- Arrive well above the ridge top when flying from “bone to bone”. The fishbone structure of the Alps makes constant crossings of narrow valleys inevitable if you want to get anywhere. Thermals almost always break away from the ridge tops and it may be difficult to find lift if you drop below ridge-line. So don’t, especially if the wind is insufficient to produce usable ridge lift helping you work your way back up.
- Terrain is at least as important as clouds. Sunny ridge lines are constantly generating lift and new thermals will periodically break off from the ridge tops. These thermals can drift away with the wind and I have found that they often are no longer working once they have moved away from the ridge that spawned them. You are more likely to find lift in the blue above a ridge line than under an aging cloud drifting away from a ridge.
- Rocks store heat extremely well. The south facing cliffs along the northern limestone range stored a ton of heat energy throughout the day. Flying in constant lift along the face of the cliffs at the end of the day was an amazing experience. However, remember that whenever you get close to terrain it is paramount to fly at a safe speed and to know the locations of cable cars and similar obstructions as they are very difficult to see from the air.
- Birds can be stupid. I have always admired birds for their maneuverability and I never thought that a bird would be so stupid as to directly collide with a glider. But apparently that can happen. It’s a good thing that gliders are pretty sturdy. However, I hate to imagine what would have happened if the bird had collided straight with the canopy or the horizontal stabilizer.
- Traffic! The air along the spine of the Alps is very busy – especially compared to the empty skies above the Rockies. During my flight I encountered at least two or three dozen other gliders in addition to para gliders and hang gliders. Especially the latter are not equipped with Flarm systems and it’s critical to keep your eyes outside the cockpit at all times and pay close attention to other traffic.
- Mind the altitude rule for the OLC Speed League. The last 100 km of my flight were by far the fastest of my entire flight but they did not count for the OLC Speed League because I didn’t climb back to my previous low point during the flight. I would have scored considerably better had I climbed back another few hundred feet towards the end before coming back down to land.
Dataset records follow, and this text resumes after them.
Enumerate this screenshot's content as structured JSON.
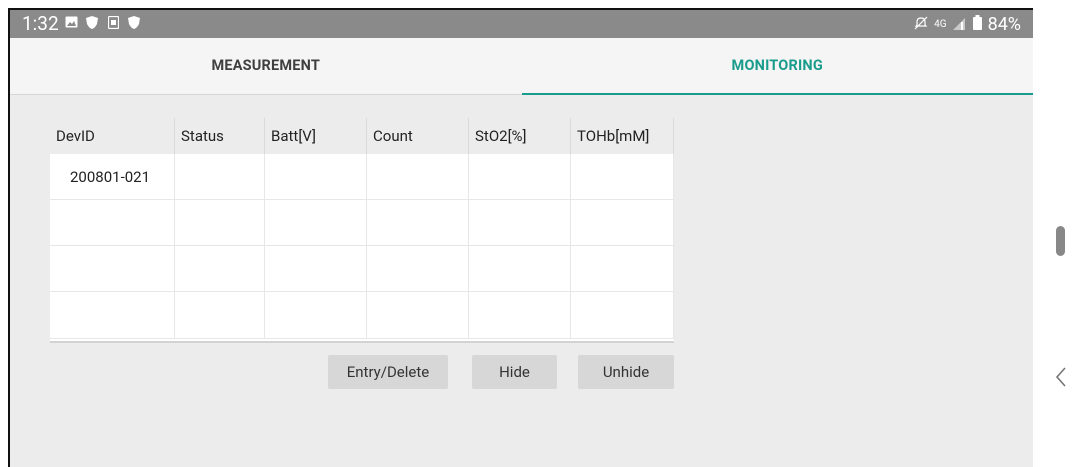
{
  "status_bar": {
    "time": "1:32",
    "network": "4G",
    "battery": "84%"
  },
  "tabs": [
    {
      "label": "MEASUREMENT",
      "selected": false
    },
    {
      "label": "MONITORING",
      "selected": true
    }
  ],
  "table": {
    "headers": [
      "DevID",
      "Status",
      "Batt[V]",
      "Count",
      "StO2[%]",
      "TOHb[mM]"
    ],
    "rows": [
      [
        "200801-021",
        "",
        "",
        "",
        "",
        ""
      ],
      [
        "",
        "",
        "",
        "",
        "",
        ""
      ],
      [
        "",
        "",
        "",
        "",
        "",
        ""
      ],
      [
        "",
        "",
        "",
        "",
        "",
        ""
      ]
    ]
  },
  "buttons": {
    "entry_delete": "Entry/Delete",
    "hide": "Hide",
    "unhide": "Unhide"
  },
  "colors": {
    "accent": "#1a9c8c",
    "status_bar": "#8a8a8a",
    "background": "#ececec",
    "button": "#d7d7d7"
  },
  "icons": [
    "gallery-icon",
    "shield-icon",
    "sim-icon",
    "shield-icon",
    "mute-icon",
    "signal-icon",
    "battery-icon",
    "back-chevron-icon"
  ]
}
It is actually beneficial to have more altitude variability throughout the flight as this allows for more opportunities to calculate the fastest 2 1/2 hour segment of the flight. Something to remember.